Perhaps a dream is called a dream simply because it is fun to imagine but at the same time, easily dismissed as a fantasy? If so, this would explain why so often the idea and the meaning of the word ‘dream’ is not viewed with the importance that it rightly deserves.
What if there was a way to make your dreams come true?
In this issue, we spoke to the three Bruneian Olympians who represented the country at the Rio 2016 Games. All three of them had their dreams come true but achieving such a goal cannot be attributed to luck alone. Their dreams became reality because of their sacrifices, determination and relentless hard work.
As we deconstructed the stories of successful people in this issue, and in many of our past issues, we realised that what set them apart was their absolute devotion to their dreams. These are the people who are not afraid to be ridiculed about what they imagine; and who have the courage to take action to make their dreams come true.
For dreams to come true there needs to be action, discipline and strategy as well as the wisdom to choose the right development tools. In this hyper-competitive environment, for some, further education is not only an essential tool but also a prerequisite in order to pursue their dreams. This is why we have dedicated an entire section of this issue to the topic of Further Education – to help students fulfill their dreams by making the right career choices.
In an interview on Chinese television, Hong Kong leading actor Chow Yun Fat was asked by a student in the audience to give some advice about the future of the entertainment industry in Asia. Chow responded that what he is afraid of, isn’t whether or not young people are willing to dream, but how big they are willing to dream. He added, in order to have any chance of survival, the next generation must be willing to take risks and challenge the limits of their imaginations. He cited fierce competition and the advance of innovative environments in Hollywood.

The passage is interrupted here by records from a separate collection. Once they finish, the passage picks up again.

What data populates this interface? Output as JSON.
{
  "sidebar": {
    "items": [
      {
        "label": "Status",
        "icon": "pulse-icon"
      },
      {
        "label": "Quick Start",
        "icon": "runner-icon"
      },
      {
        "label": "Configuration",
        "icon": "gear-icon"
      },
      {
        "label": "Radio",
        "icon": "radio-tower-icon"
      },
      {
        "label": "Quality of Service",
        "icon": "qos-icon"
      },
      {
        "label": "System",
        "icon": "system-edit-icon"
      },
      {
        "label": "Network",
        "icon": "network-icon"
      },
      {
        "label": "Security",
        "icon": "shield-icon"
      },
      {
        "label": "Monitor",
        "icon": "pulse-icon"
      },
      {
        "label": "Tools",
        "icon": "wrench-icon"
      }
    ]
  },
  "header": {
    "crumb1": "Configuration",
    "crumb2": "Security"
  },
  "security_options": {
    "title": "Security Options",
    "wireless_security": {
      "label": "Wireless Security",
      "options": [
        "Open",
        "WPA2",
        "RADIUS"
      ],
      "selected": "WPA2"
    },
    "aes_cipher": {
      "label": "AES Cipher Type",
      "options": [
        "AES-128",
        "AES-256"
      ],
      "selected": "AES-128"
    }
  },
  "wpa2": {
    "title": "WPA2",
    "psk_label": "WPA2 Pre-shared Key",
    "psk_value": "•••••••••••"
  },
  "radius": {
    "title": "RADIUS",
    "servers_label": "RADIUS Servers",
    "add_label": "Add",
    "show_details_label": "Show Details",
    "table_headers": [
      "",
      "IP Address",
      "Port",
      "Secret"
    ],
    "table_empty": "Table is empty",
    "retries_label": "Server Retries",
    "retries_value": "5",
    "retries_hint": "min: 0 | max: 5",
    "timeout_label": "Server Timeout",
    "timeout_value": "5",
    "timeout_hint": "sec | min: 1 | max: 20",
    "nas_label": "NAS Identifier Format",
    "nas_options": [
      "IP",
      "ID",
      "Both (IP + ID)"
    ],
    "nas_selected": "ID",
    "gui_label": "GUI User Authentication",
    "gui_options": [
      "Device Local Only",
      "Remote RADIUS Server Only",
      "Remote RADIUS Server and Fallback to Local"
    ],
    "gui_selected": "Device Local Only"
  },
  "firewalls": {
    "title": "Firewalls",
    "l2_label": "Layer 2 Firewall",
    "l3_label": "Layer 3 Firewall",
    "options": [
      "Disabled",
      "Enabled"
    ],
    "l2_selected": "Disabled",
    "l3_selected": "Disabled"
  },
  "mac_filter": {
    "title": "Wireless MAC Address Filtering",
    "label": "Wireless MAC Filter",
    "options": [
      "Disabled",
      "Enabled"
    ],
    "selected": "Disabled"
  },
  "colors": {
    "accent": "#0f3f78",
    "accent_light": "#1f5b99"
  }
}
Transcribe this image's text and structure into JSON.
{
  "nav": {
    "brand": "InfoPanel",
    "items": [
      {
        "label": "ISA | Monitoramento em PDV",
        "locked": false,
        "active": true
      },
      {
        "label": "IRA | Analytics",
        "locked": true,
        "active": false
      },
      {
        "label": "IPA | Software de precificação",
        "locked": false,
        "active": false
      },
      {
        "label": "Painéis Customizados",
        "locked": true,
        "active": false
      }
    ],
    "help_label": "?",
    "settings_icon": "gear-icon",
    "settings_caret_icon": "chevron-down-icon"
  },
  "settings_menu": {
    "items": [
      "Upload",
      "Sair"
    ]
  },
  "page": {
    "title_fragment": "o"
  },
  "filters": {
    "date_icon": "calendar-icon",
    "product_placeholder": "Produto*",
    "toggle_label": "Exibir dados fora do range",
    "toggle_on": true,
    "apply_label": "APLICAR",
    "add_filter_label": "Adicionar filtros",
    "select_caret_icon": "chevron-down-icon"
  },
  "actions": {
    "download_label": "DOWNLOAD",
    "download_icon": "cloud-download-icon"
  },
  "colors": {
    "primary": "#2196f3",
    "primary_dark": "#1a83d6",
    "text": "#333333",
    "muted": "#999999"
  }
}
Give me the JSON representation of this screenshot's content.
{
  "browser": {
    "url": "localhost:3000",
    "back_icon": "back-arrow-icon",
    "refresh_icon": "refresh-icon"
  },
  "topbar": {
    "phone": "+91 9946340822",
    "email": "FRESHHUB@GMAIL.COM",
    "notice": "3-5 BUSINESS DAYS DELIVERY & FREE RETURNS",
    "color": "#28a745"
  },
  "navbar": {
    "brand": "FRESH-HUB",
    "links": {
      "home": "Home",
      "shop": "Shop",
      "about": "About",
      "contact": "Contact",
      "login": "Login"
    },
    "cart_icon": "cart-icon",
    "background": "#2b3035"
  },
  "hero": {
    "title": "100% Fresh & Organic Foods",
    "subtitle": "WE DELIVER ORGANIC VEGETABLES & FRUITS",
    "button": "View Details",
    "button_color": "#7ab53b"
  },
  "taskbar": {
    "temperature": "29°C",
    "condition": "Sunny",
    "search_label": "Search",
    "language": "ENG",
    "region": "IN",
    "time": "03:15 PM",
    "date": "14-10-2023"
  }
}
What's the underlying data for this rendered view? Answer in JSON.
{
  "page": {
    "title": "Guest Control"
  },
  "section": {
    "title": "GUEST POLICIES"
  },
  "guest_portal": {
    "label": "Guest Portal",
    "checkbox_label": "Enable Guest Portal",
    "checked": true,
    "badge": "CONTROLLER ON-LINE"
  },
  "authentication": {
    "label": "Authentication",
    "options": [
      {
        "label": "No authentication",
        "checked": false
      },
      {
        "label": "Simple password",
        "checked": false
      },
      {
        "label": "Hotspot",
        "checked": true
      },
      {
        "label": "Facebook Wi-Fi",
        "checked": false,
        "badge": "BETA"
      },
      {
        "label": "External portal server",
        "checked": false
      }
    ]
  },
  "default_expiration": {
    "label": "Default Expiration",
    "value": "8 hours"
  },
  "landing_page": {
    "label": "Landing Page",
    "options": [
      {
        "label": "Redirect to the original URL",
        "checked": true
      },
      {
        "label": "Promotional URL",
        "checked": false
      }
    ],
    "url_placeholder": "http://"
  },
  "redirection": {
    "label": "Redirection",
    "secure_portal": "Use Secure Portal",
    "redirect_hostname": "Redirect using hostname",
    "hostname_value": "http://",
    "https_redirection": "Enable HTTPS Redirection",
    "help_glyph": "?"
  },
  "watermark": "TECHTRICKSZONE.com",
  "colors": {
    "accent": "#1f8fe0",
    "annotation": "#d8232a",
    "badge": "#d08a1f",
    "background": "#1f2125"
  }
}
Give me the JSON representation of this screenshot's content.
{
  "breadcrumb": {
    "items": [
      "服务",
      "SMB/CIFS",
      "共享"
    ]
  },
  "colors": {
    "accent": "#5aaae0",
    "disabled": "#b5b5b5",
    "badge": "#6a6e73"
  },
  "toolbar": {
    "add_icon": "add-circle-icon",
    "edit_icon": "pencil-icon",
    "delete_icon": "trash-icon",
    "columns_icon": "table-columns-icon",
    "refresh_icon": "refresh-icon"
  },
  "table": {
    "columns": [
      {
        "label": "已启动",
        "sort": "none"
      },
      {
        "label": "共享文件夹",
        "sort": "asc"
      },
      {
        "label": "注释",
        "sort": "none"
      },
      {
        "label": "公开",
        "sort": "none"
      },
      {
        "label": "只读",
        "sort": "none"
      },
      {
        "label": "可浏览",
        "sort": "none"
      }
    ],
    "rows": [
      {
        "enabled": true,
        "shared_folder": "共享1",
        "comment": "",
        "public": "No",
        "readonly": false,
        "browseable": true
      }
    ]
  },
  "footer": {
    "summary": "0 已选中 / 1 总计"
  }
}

On this note, let us remind ourselves that a borderless economy is no longer a future fantasy but a reality today.